Jan 31, 2019 by Chrono24
What is an automatic watch and how does it work?
Most mechanical watches sold today feature an automatic movement. These watches require nothing more than regular wear to keep them running. But how does an automatic watch self-wind? Do you need a watch winder if you only wear your watch from time to time? Is there anything else you should know?
What is an automatic watch?
An automatic watch winds “automatically” or by itself. Of course, this isn’t meant in a literal sense since the energy has to come from somewhere. Automatic watches get their energy from the movement of the wearer.
Even though the first automatic watches appeared as early as the 18th century, they remained a niche product until the rise of the wristwatch in the early 20th century. This new way of wearing a watch took it from the serenity of the pocket to the constant movement of the wrist. The time had finally come for automatic-winding technology to have its breakthrough.

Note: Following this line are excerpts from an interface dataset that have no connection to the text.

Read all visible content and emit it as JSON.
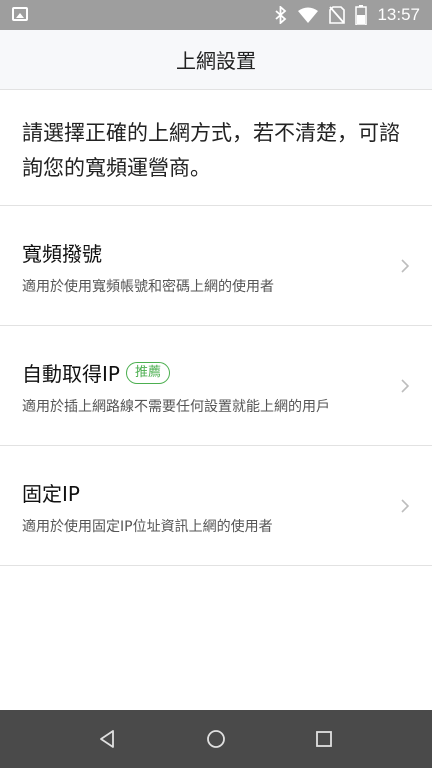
{
  "status_bar": {
    "time": "13:57",
    "icons": [
      "image-icon",
      "bluetooth-icon",
      "wifi-icon",
      "no-sim-icon",
      "battery-icon"
    ]
  },
  "header": {
    "title": "上網設置"
  },
  "intro": {
    "text": "請選擇正確的上網方式，若不清楚，可諮詢您的寬頻運營商。"
  },
  "options": [
    {
      "title": "寬頻撥號",
      "description": "適用於使用寬頻帳號和密碼上網的使用者"
    },
    {
      "title": "自動取得IP",
      "badge": "推薦",
      "description": "適用於插上網路線不需要任何設置就能上網的用戶"
    },
    {
      "title": "固定IP",
      "description": "適用於使用固定IP位址資訊上網的使用者"
    }
  ],
  "colors": {
    "accent_green": "#4caf50",
    "status_bar": "#9e9e9e",
    "nav_bar": "#4a4a4a",
    "header_bg": "#f7f8fa"
  },
  "nav_bar": {
    "icons": [
      "back-icon",
      "home-icon",
      "recent-apps-icon"
    ]
  }
}
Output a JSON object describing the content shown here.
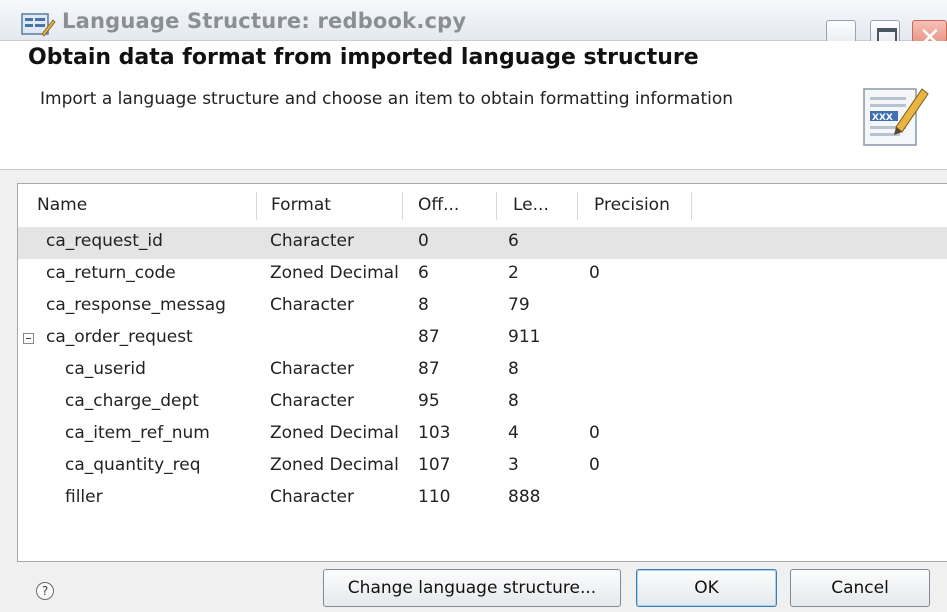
{
  "window": {
    "title": "Language Structure: redbook.cpy"
  },
  "header": {
    "heading": "Obtain data format from imported language structure",
    "subheading": "Import a language structure and choose an item to obtain formatting information"
  },
  "table": {
    "columns": [
      "Name",
      "Format",
      "Off...",
      "Le...",
      "Precision"
    ],
    "rows": [
      {
        "name": "ca_request_id",
        "format": "Character",
        "offset": "0",
        "length": "6",
        "precision": ""
      },
      {
        "name": "ca_return_code",
        "format": "Zoned Decimal",
        "offset": "6",
        "length": "2",
        "precision": "0"
      },
      {
        "name": "ca_response_messag",
        "format": "Character",
        "offset": "8",
        "length": "79",
        "precision": ""
      },
      {
        "name": "ca_order_request",
        "format": "",
        "offset": "87",
        "length": "911",
        "precision": ""
      },
      {
        "name": "ca_userid",
        "format": "Character",
        "offset": "87",
        "length": "8",
        "precision": ""
      },
      {
        "name": "ca_charge_dept",
        "format": "Character",
        "offset": "95",
        "length": "8",
        "precision": ""
      },
      {
        "name": "ca_item_ref_num",
        "format": "Zoned Decimal",
        "offset": "103",
        "length": "4",
        "precision": "0"
      },
      {
        "name": "ca_quantity_req",
        "format": "Zoned Decimal",
        "offset": "107",
        "length": "3",
        "precision": "0"
      },
      {
        "name": "filler",
        "format": "Character",
        "offset": "110",
        "length": "888",
        "precision": ""
      }
    ]
  },
  "buttons": {
    "help": "?",
    "change": "Change language structure...",
    "ok": "OK",
    "cancel": "Cancel"
  },
  "icons": {
    "app": "language-structure-icon",
    "wizard": "edit-document-icon"
  }
}
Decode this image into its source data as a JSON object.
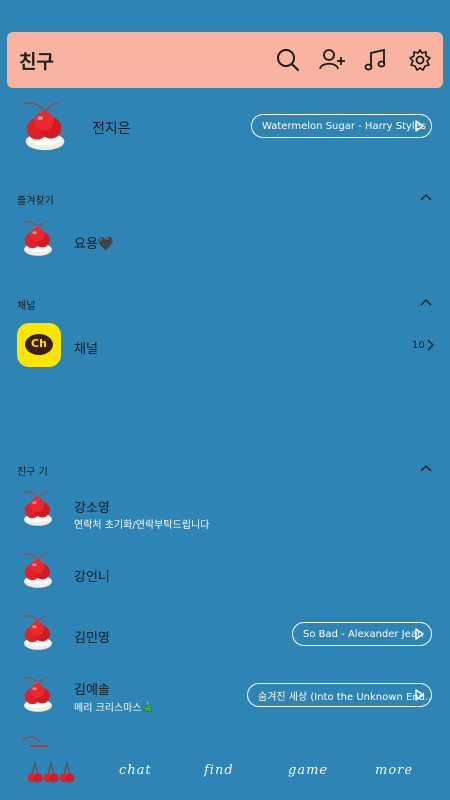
{
  "header": {
    "title": "친구",
    "icons": [
      "search-icon",
      "add-friend-icon",
      "music-icon",
      "settings-icon"
    ]
  },
  "profile": {
    "name": "전지은",
    "music": "Watermelon Sugar - Harry Styles"
  },
  "favorites": {
    "label": "즐겨찾기",
    "items": [
      {
        "name": "요용🖤"
      }
    ]
  },
  "channel": {
    "label": "채널",
    "name": "채널",
    "badge": "Ch",
    "count": "10"
  },
  "friends": {
    "label": "친구 기",
    "items": [
      {
        "name": "강소영",
        "status": "연락처 초기화/연락부탁드립니다"
      },
      {
        "name": "강언니"
      },
      {
        "name": "김민영",
        "music": "So Bad - Alexander Jean"
      },
      {
        "name": "김예솔",
        "status": "메리 크리스마스🎄",
        "music": "숨겨진 세상 (Into the Unknown End..."
      }
    ]
  },
  "tabs": [
    "chat",
    "find",
    "game",
    "more"
  ],
  "colors": {
    "background": "#2e84b4",
    "header": "#f8b3a1",
    "channel_badge": "#fde500"
  }
}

Image: Bert Buijsrogge
Manual watches are wound by twisting the crown. Then there are automatic watches. Every automatic watch has a rotor made of a heavy material like tungsten, gold, or platinum so that they are powerful enough to wind the movement. As the wearer moves their arm, the rotor swings, thus setting the gears in motion and winding the spring. If your watch has a glass case back, simply flip it over to see this process in real time.
Whether regularly winding your automatic watch by hand is advisable also depends on the movement. There is no universal answer. Manufacturers usually provide this information. Generally speaking, however, the less you rely on winding your automatic watch manually, the slower the components will wear down.
How to Avoid Damaging the Mainspring
It’s likely that anyone who has their own small collection has at least thought about whether they should buy a watch winder. If the answer is yes, the question then becomes whether you should get the affordable winder that does the job or go straight for the more sophisticated model.
Unfortunately, there’s always a catch. If your winder isn’t set to wind your watch the proper amount every day and instead winds it for too long, this can put added strain on the movement. This comes down to the quality of the winder. Any winder worth its weight should at least allow you to program how many times it rotates per day. You may have to use a socket timer to achieve the same result with the simplest models.
There is still a rumor floating around that watch winders prevent a movement’s lubricants from “gumming up.”. However, we’ve been using synthetic lubricants for over half a century now. These modern materials no longer come with the gummy disadvantage found in their natural predecessors. That being said, if you want to limit wear on the movement, lengthen time between services, and you don’t have a problem with resetting the time and date, you don’t really need a winder.
The potential “pitfalls” listed above are just possibilities. No watch will suddenly break down from one day to the next because you didn’t follow each instruction to a “t.” It’s more important that you enjoy your automatic watch without any worries, perhaps keeping what you’ve learned in the back of your mind. That is the best way to appreciate this technological marvel. At the end of the day, appreciating watches is what the passion’s all about anyway, isn’t it?